This really did sour the game’s initial tongue-in-cheek charm. The beginning of Weedcraft starts to get towards something interesting, presenting itself as an experience capable of playing with the cultural and socioeconomic impacts the devil’s lettuce has had on society since it assimilated into the mainstream. Blending such a polarizing substance with the management sim genre seems ingenious, especially because of how significant property is. In one of the first lines of the game, your younger brother explicitly mentions issues with gentrification, but the problem is that the idea is almost immediately dismissed thereafter. With weed being legal in some US states, but not in others, Weedcraft could be a remarkable way of studying the impacts of the drug in legal and illegal settings alongside each other. You learn about creating artificial climates to support optimal growth, checking soil quality to determine strain strength, and combining seemingly immiscible substances in order to invent something new. At the same time, you’re faced with the case of buying the proper licenses to adhere to legislation and establish a legitimate business. It’s obviously not as in-depth as I imagine the real-life process is, but the fact that it attempts to replicate it even in a minor way gives us a little insight into how these intangible things work. It places you, an ordinary person, in a highly unusual string of circumstances, and allows you to waltz your way through the sale of the most controversial plant on the planet. But it does it in a way that lacks nuance, commentary, and maturity. From terminally-ill patients to hackneyed depictions of dealers, it relies more on stoner symbolism than genuine critique.

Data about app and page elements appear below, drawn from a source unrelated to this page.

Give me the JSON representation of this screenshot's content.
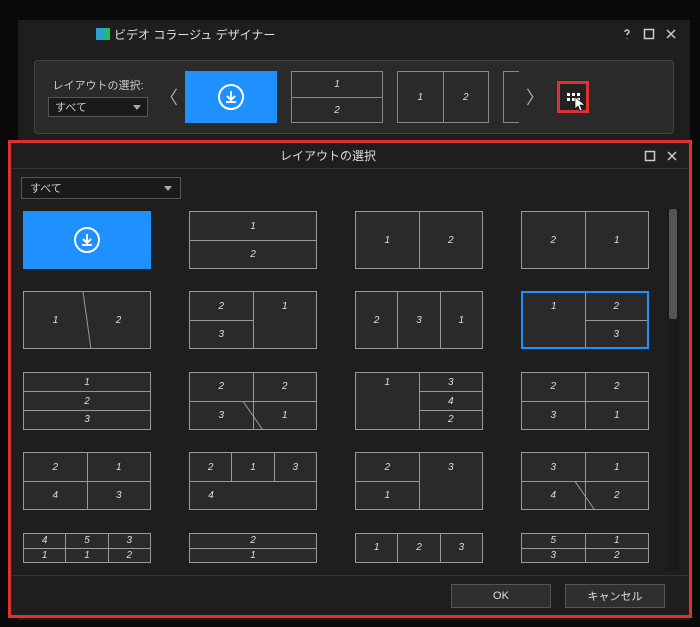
{
  "main_window": {
    "title": "ビデオ コラージュ デザイナー",
    "help_icon": "help-icon",
    "maximize_icon": "maximize-icon",
    "close_icon": "close-icon"
  },
  "strip": {
    "label": "レイアウトの選択:",
    "filter_value": "すべて",
    "prev_icon": "chevron-left-icon",
    "next_icon": "chevron-right-icon",
    "expand_icon": "grid-icon",
    "thumbs": [
      {
        "type": "download",
        "selected": true
      },
      {
        "type": "layout",
        "cells": [
          [
            "1"
          ],
          [
            "2"
          ]
        ]
      },
      {
        "type": "layout",
        "cells": [
          [
            "1",
            "2"
          ]
        ]
      },
      {
        "type": "layout-edge"
      }
    ]
  },
  "dialog": {
    "title": "レイアウトの選択",
    "filter_value": "すべて",
    "ok_label": "OK",
    "cancel_label": "キャンセル",
    "maximize_icon": "maximize-icon",
    "close_icon": "close-icon",
    "layouts": [
      {
        "id": "dl",
        "type": "download",
        "selected": true
      },
      {
        "id": "L2v",
        "rows": [
          [
            "1"
          ],
          [
            "2"
          ]
        ]
      },
      {
        "id": "L2h",
        "rows": [
          [
            "1",
            "2"
          ]
        ]
      },
      {
        "id": "L2hr",
        "rows": [
          [
            "2",
            "1"
          ]
        ]
      },
      {
        "id": "L2diag",
        "rows": [
          [
            "1",
            "2"
          ]
        ],
        "diag": true
      },
      {
        "id": "L3a",
        "rows": [
          [
            "2",
            "1"
          ],
          [
            "3",
            "1"
          ]
        ],
        "mergeRight": true
      },
      {
        "id": "L3b",
        "rows": [
          [
            "2",
            "3",
            "1"
          ]
        ]
      },
      {
        "id": "L3c",
        "rows": [
          [
            "1",
            "2"
          ],
          [
            "1",
            "3"
          ]
        ],
        "mergeLeft": true,
        "highlight": true
      },
      {
        "id": "L3rows",
        "rows": [
          [
            "1"
          ],
          [
            "2"
          ],
          [
            "3"
          ]
        ]
      },
      {
        "id": "L3d",
        "rows": [
          [
            "2",
            "2"
          ],
          [
            "3",
            "1"
          ]
        ],
        "diag2": true
      },
      {
        "id": "L4a",
        "rows": [
          [
            "1",
            "3"
          ],
          [
            "1",
            "4"
          ],
          [
            "1",
            "2"
          ]
        ],
        "mergeLeft": true,
        "thin": true
      },
      {
        "id": "L4b",
        "rows": [
          [
            "2",
            "2"
          ],
          [
            "3",
            "1"
          ]
        ]
      },
      {
        "id": "L4c",
        "rows": [
          [
            "2",
            "1"
          ],
          [
            "4",
            "3"
          ]
        ]
      },
      {
        "id": "L4d",
        "rows": [
          [
            "2",
            "1",
            "3"
          ],
          [
            "4",
            "4",
            "4"
          ]
        ],
        "mergeBottom": true
      },
      {
        "id": "L4e",
        "rows": [
          [
            "2",
            "3"
          ],
          [
            "1",
            "3"
          ]
        ],
        "mergeRight": true
      },
      {
        "id": "L4f",
        "rows": [
          [
            "3",
            "1"
          ],
          [
            "4",
            "2"
          ]
        ],
        "diag2": true
      },
      {
        "id": "L5a",
        "rows": [
          [
            "4",
            "5",
            "3"
          ],
          [
            "1",
            "1",
            "2"
          ]
        ],
        "half": true
      },
      {
        "id": "L5b",
        "rows": [
          [
            "2"
          ],
          [
            "1"
          ]
        ],
        "half": true
      },
      {
        "id": "L5c",
        "rows": [
          [
            "1",
            "2",
            "3"
          ]
        ],
        "half": true
      },
      {
        "id": "L5d",
        "rows": [
          [
            "5",
            "1"
          ],
          [
            "3",
            "2"
          ]
        ],
        "half": true
      }
    ]
  }
}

Weedcraft is a well-designed management sim with stylish art and catchy music. Generally, it does its job well. Managing things is hectic and engaging, and you can’t afford to take your eye off the ball for too long, lest someone take advantage of your ignorance and kick you out of the market and into prison. However, its characters are stale, its dialogue is boring, and its depiction of ill people is really disgusting. These aren’t minor flaws by any means and they drastically affect play. I felt particularly uncomfortable when I saw the picture of the cancer patient because of how grossly caricatured it was. For these reasons, Weedcraft really shot itself in the foot. For a game that could have engaged in a globally-significant discourse, all Weedcraft really amounted to in terms of cultural and socioeconomic discussion was a jaded look at stoners and the people who sell them drugs in the back alleys of dodgy neighborhoods. In doing so, it fails to say anything meaningful about the human cost of weed and relinquishes the opportunity to grapple with weed’s impact on the zeitgeist. It’s the kind of game Ashton Kutcher would laugh at in Dude Where’s My Car, which means it’s not the kind of game that has anything of merit to say in 2019.